Climate change is making it harder to grow the potatoes traditionally used for French fries
But new varieties are helping farmers adapt to warmer, drier conditions.
Do you want fries with that? Potatoes are a very popular side dish.
The most common potato variety is the Russet Burbank, which is mainly grown in the Pacific Northwest. But as the climate there gets warmer and drier, growing these tubers may become more difficult.
Richard Novy is with the USDA Agricultural Research Service in Idaho. He says to water their crops, many farmers in his state depend on mountain snowpack, which melts slowly throughout the growing season.
“And so if we have less snowfall up in the mountains or earlier melting of that snowpack, that can impact our irrigation going into the future,” he says.

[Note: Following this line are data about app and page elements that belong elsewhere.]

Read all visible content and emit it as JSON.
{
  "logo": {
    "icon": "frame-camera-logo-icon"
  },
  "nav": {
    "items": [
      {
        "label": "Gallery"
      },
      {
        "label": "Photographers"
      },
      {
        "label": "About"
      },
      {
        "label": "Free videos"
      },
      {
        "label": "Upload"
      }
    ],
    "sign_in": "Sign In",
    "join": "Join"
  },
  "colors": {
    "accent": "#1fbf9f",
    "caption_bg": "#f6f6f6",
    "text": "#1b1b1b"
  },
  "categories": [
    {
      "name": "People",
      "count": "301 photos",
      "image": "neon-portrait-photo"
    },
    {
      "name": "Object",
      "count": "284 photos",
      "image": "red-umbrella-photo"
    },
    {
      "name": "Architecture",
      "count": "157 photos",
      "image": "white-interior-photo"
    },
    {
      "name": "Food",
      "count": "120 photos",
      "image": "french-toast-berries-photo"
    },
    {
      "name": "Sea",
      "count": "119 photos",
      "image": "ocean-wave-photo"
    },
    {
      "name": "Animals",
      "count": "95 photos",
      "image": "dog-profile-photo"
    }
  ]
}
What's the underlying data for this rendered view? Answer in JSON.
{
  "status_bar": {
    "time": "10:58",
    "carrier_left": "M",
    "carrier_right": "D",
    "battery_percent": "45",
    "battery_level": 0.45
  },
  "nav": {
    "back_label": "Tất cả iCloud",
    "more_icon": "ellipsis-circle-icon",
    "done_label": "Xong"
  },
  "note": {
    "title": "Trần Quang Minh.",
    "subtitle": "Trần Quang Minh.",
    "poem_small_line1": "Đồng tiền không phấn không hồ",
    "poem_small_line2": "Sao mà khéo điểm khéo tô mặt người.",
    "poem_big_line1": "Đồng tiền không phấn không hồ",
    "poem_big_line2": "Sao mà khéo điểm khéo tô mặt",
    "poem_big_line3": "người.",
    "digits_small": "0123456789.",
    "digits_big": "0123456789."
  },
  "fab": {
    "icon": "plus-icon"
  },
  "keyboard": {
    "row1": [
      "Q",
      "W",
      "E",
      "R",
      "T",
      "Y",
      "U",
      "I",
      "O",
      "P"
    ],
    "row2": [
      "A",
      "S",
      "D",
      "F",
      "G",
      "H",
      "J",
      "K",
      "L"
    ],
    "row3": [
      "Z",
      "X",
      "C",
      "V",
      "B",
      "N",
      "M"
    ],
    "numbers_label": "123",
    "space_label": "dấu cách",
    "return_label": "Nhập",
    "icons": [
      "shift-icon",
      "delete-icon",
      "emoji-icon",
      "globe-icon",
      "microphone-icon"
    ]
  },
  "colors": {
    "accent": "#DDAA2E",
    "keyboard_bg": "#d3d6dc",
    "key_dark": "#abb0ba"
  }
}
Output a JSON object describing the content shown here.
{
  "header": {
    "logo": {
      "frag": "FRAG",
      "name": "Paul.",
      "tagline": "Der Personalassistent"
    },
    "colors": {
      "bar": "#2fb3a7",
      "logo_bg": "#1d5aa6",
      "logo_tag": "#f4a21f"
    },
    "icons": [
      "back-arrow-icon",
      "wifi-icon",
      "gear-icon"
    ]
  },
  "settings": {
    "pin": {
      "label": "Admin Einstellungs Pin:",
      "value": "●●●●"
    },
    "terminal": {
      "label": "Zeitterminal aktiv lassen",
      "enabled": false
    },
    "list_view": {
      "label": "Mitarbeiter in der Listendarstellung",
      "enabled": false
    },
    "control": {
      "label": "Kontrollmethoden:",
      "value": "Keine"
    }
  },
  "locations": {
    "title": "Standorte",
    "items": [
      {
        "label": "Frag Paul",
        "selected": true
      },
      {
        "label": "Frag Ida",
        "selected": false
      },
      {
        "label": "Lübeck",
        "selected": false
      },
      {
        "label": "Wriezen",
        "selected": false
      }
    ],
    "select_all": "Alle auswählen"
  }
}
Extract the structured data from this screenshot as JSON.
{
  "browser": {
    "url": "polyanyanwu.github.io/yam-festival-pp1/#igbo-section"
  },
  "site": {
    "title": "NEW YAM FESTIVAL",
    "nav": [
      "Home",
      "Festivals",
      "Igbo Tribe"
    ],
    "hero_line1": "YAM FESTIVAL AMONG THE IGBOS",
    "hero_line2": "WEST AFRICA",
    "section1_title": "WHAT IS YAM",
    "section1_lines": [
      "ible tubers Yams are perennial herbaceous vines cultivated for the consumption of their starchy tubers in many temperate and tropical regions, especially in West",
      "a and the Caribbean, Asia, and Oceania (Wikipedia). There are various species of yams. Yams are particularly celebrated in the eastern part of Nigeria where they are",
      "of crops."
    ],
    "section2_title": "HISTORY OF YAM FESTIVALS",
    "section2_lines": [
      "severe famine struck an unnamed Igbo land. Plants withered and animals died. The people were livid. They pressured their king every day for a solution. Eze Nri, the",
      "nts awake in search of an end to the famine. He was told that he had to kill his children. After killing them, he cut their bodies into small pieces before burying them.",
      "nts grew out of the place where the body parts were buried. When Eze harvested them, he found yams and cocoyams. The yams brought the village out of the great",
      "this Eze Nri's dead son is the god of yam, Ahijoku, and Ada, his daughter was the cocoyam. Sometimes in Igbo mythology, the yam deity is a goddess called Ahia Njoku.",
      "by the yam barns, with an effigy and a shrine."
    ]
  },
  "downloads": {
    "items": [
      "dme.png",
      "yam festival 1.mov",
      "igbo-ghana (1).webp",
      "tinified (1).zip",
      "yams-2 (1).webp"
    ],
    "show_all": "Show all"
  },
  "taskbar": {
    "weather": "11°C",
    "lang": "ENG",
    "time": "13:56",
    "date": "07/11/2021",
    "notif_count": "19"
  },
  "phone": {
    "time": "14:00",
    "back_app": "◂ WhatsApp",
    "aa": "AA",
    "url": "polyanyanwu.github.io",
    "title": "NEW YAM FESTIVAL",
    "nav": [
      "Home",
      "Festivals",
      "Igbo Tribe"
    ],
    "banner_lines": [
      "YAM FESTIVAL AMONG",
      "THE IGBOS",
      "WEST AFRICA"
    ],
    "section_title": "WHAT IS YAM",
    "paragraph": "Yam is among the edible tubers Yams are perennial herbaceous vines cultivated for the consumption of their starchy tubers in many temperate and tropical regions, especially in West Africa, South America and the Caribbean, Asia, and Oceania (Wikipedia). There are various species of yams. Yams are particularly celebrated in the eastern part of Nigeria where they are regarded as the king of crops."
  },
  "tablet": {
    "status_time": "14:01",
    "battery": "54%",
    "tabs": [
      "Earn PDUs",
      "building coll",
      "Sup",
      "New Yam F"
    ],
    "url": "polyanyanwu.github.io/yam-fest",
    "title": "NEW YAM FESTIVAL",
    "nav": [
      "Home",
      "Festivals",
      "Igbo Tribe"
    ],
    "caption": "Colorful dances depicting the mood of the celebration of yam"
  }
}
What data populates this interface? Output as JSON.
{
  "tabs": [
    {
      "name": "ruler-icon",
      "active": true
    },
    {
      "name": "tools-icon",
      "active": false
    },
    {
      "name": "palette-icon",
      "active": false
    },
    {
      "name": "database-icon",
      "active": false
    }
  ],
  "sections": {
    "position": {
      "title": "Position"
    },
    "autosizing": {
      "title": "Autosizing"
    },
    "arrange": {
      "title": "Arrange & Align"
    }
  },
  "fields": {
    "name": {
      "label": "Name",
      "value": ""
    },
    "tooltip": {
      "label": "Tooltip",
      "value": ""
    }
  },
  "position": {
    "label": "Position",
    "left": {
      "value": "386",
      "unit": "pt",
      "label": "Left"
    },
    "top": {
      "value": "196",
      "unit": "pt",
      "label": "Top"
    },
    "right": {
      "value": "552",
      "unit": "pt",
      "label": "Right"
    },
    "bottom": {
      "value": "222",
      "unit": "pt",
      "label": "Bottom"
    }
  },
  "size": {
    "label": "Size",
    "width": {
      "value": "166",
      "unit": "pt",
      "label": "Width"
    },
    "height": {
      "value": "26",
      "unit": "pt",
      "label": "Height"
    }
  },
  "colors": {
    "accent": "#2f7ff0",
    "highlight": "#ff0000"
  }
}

Hot, dry weather can reduce farmers’ yields. And it can make the potatoes grow unattractive bumps.
Novy says another risk posed by rising temperatures is that more of the potatoes’ starch content will convert to sugar.
“Then when you fry that tuber,” he says, “you’ll get a very dark potato chip or a dark french fry, so not desirable by most consumers.”
To help the industry adapt, Novy and other scientists have been developing new, more resilient potato varieties.
So even as the climate changes, diners can continue to order fries with that.